6. Build a procrastination-proof environment. If you try to work on projects in an environment full of distractions, such as in front of the TV, in bed, or in the same room as your family or roommates, then you are more likely to continue putting off your work to focus on whatever is on TV, napping, or joining your roommates in a discussion.
Regardless of what people believe or tell themselves, your brain cannot truly focus on more than one thing at a time. So if you think, “I can still be productive while watching my favorite Netflix show”, you are only kidding yourself.
When it’s time to focus and work, set yourself up for success and choose to work in an environment that allows you to do so.
7. Change your mindset. Neuroplasticity, or how your brain changes and responds to changes and experiences and learns new things, play a huge role in procrastination.
We have more control over our thoughts, intents, and actions than what we realize. Intentions are wonderful, but actions are what makes them happen. Taking this step comes down to having the right mindset, which is 100% a choice.
Keep it Simple
Another “hack” to overcoming procrastination is to simplify hard tasks. There are several approaches to this…
1. Simplify Your Life
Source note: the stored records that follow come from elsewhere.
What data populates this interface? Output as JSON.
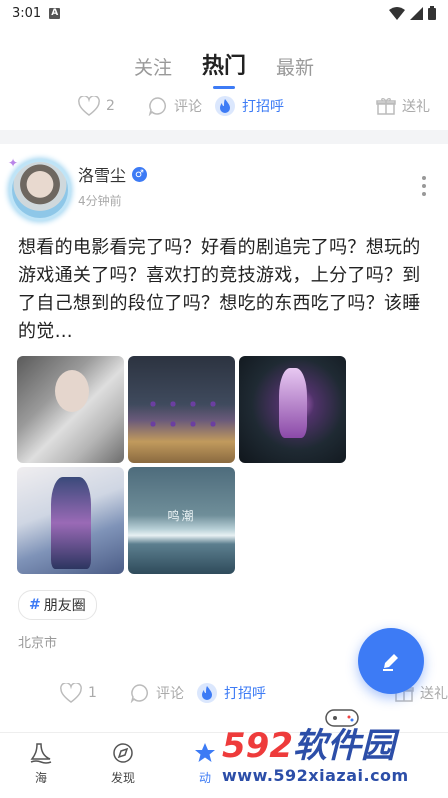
{
  "status_bar": {
    "time": "3:01",
    "notif_badge": "A"
  },
  "top_tabs": [
    {
      "label": "关注",
      "active": false
    },
    {
      "label": "热门",
      "active": true
    },
    {
      "label": "最新",
      "active": false
    }
  ],
  "prev_post_actions": {
    "like_count": "2",
    "comment_label": "评论",
    "greet_label": "打招呼",
    "gift_label": "送礼"
  },
  "post": {
    "username": "洛雪尘",
    "gender_symbol": "♂",
    "time": "4分钟前",
    "content": "想看的电影看完了吗？好看的剧追完了吗？想玩的游戏通关了吗？喜欢打的竞技游戏，上分了吗？到了自己想到的段位了吗？想吃的东西吃了吗？该睡的觉…",
    "image_caption": "鸣潮",
    "tag": "朋友圈",
    "tag_hash": "#",
    "location": "北京市",
    "actions": {
      "like_count": "1",
      "comment_label": "评论",
      "greet_label": "打招呼",
      "gift_label": "送礼"
    }
  },
  "bottom_nav": [
    {
      "label": "海",
      "icon": "sea-icon",
      "active": false
    },
    {
      "label": "发现",
      "icon": "discover-icon",
      "active": false
    },
    {
      "label": "动",
      "icon": "feed-star-icon",
      "active": true
    }
  ],
  "watermark": {
    "brand_num": "592",
    "brand_text": "软件园",
    "url": "www.592xiazai.com"
  },
  "colors": {
    "accent": "#3d7bf5",
    "muted": "#aaaaaa",
    "separator": "#f3f4f6"
  }
}
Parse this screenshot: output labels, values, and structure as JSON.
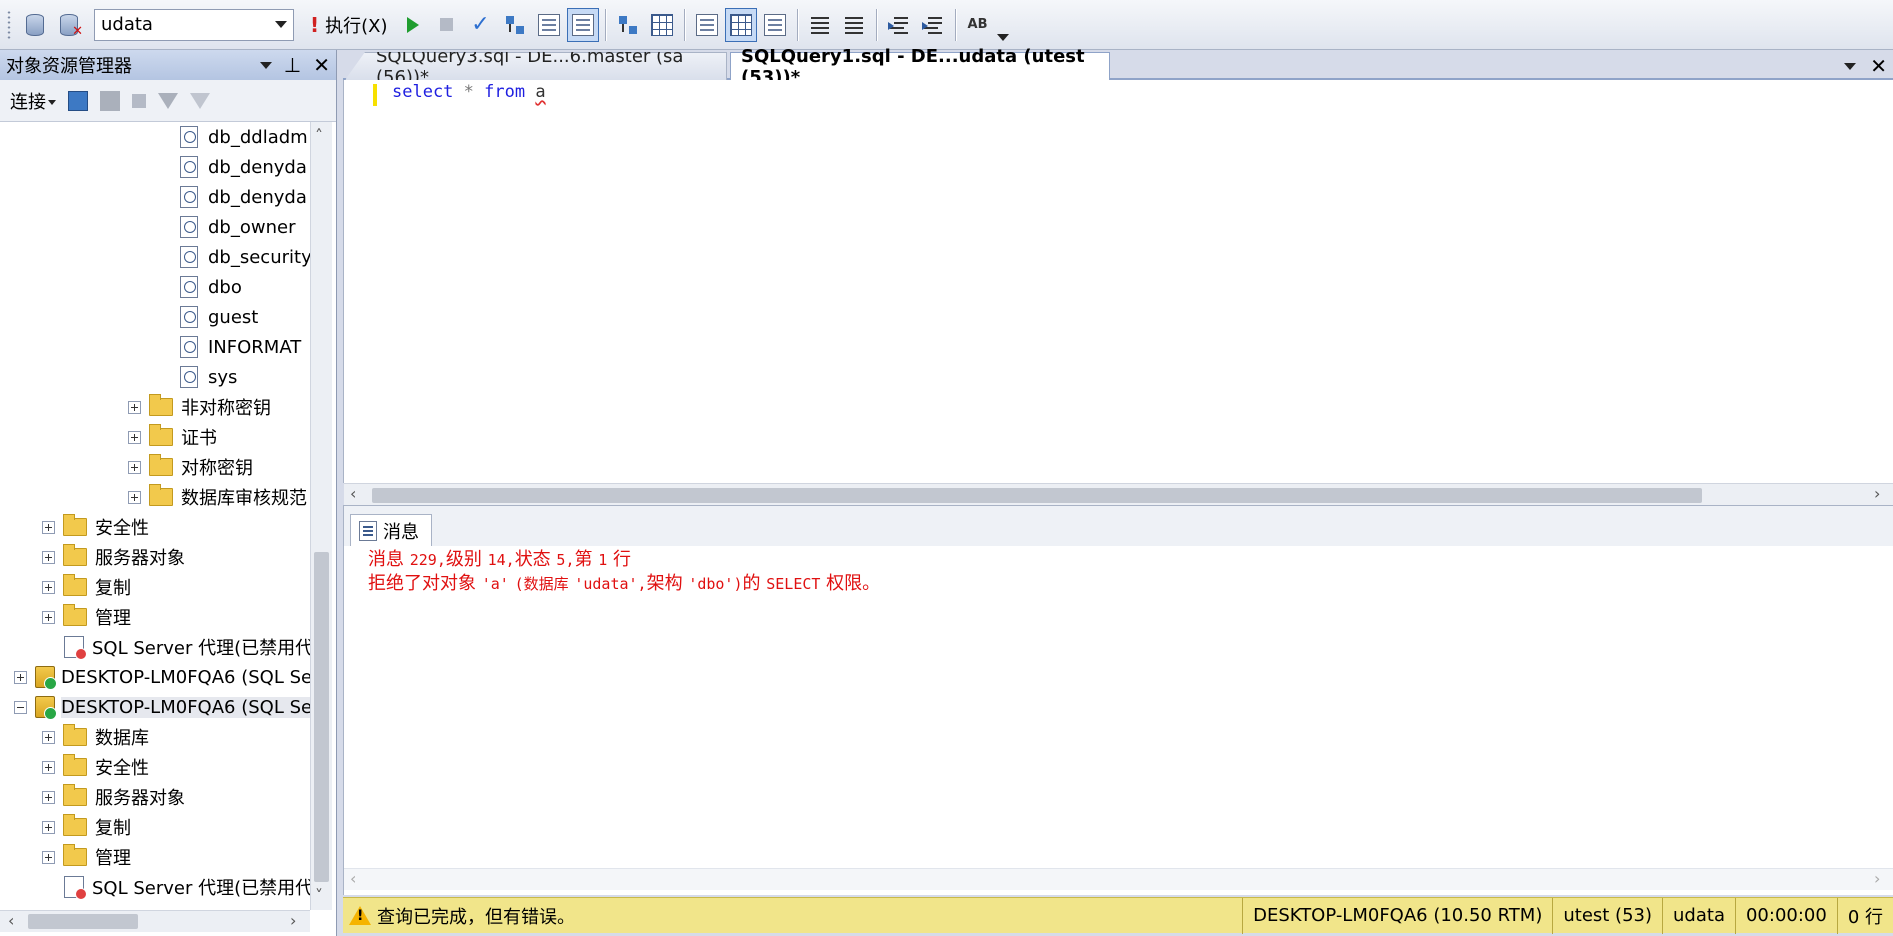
{
  "toolbar": {
    "database": "udata",
    "execute_label": "执行(X)"
  },
  "object_explorer": {
    "title": "对象资源管理器",
    "connect_label": "连接",
    "tree": [
      {
        "label": "db_ddladm",
        "kind": "schema"
      },
      {
        "label": "db_denyda",
        "kind": "schema"
      },
      {
        "label": "db_denyda",
        "kind": "schema"
      },
      {
        "label": "db_owner",
        "kind": "schema"
      },
      {
        "label": "db_security",
        "kind": "schema"
      },
      {
        "label": "dbo",
        "kind": "schema"
      },
      {
        "label": "guest",
        "kind": "schema"
      },
      {
        "label": "INFORMAT",
        "kind": "schema"
      },
      {
        "label": "sys",
        "kind": "schema"
      },
      {
        "label": "非对称密钥",
        "kind": "folder"
      },
      {
        "label": "证书",
        "kind": "folder"
      },
      {
        "label": "对称密钥",
        "kind": "folder"
      },
      {
        "label": "数据库审核规范",
        "kind": "folder"
      },
      {
        "label": "安全性",
        "kind": "folder"
      },
      {
        "label": "服务器对象",
        "kind": "folder"
      },
      {
        "label": "复制",
        "kind": "folder"
      },
      {
        "label": "管理",
        "kind": "folder"
      },
      {
        "label": "SQL Server 代理(已禁用代",
        "kind": "agent"
      },
      {
        "label": "DESKTOP-LM0FQA6 (SQL Se",
        "kind": "server"
      },
      {
        "label": "DESKTOP-LM0FQA6 (SQL Se",
        "kind": "server"
      },
      {
        "label": "数据库",
        "kind": "folder"
      },
      {
        "label": "安全性",
        "kind": "folder"
      },
      {
        "label": "服务器对象",
        "kind": "folder"
      },
      {
        "label": "复制",
        "kind": "folder"
      },
      {
        "label": "管理",
        "kind": "folder"
      },
      {
        "label": "SQL Server 代理(已禁用代",
        "kind": "agent"
      }
    ]
  },
  "tabs": [
    {
      "label": "SQLQuery3.sql - DE...6.master (sa (56))*",
      "active": false
    },
    {
      "label": "SQLQuery1.sql - DE...udata (utest (53))*",
      "active": true
    }
  ],
  "editor": {
    "kw_select": "select",
    "star": "*",
    "kw_from": "from",
    "table": "a"
  },
  "results": {
    "tab_label": "消息",
    "line1_a": "消息",
    "line1_b": "229,",
    "line1_c": "级别",
    "line1_d": "14,",
    "line1_e": "状态",
    "line1_f": "5,",
    "line1_g": "第",
    "line1_h": "1",
    "line1_i": "行",
    "line2_a": "拒绝了对对象",
    "line2_b": "'a'",
    "line2_c": "(数据库",
    "line2_d": "'udata',",
    "line2_e": "架构",
    "line2_f": "'dbo')",
    "line2_g": "的",
    "line2_h": "SELECT",
    "line2_i": "权限。"
  },
  "status": {
    "message": "查询已完成，但有错误。",
    "server": "DESKTOP-LM0FQA6 (10.50 RTM)",
    "user": "utest (53)",
    "database": "udata",
    "elapsed": "00:00:00",
    "rows": "0 行"
  },
  "colors": {
    "error_text": "#e01010",
    "status_bar": "#f1e58a",
    "keyword": "#1f1fe0"
  }
}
My favorite? Simplify your life. When you have too much going on, or you overcommit, you will find that you procrastinate more than you are willing to admit. This is because there is TOO much for your brain to focus on. As a result, you become overwhelmed, worried, anxious, and stressed. This prevents you from having sufficient mental energy to make any progress on your projects or the things on your plate.
If this sounds like you, then it might be time to re-evaluate the things in your life. This could be both things taking up your physical space and commitments and responsibilities.
2. Simplify Your Thinking
Begin with the things that you dislike or dread doing. After all, when we dread something, we put it off. However, you can learn to enjoy doing something, even if you dread certain aspects. This goes back to neuroplasticity and choosing the right mindset. Rather than focus on what you dread about it, focus on what you enjoy about it.
For example, if you want to go for a run, don’t think about how difficult the run will be or how much it will hurt. Focus on the end result. How great you will feel after, or how proud of yourself you will be.
3. Simplify the Process
To make the process easier, break it down into smaller steps. For example, just think about putting on your shoes rather than thinking about how difficult the run will be. Enjoy the simplicity of that action and then focus on getting out the door.
Focus on The WHY, Then the HOW
Regardless of whether you are an occasional procrastinator or an avid procrastinator, take some time to reflect and ask yourself why you procrastinate. The first step to overcoming procrastination is understanding why are in the first place. And the reasons can be different per project and per situation. All in all, the “why” influences “how” to overcome procrastination.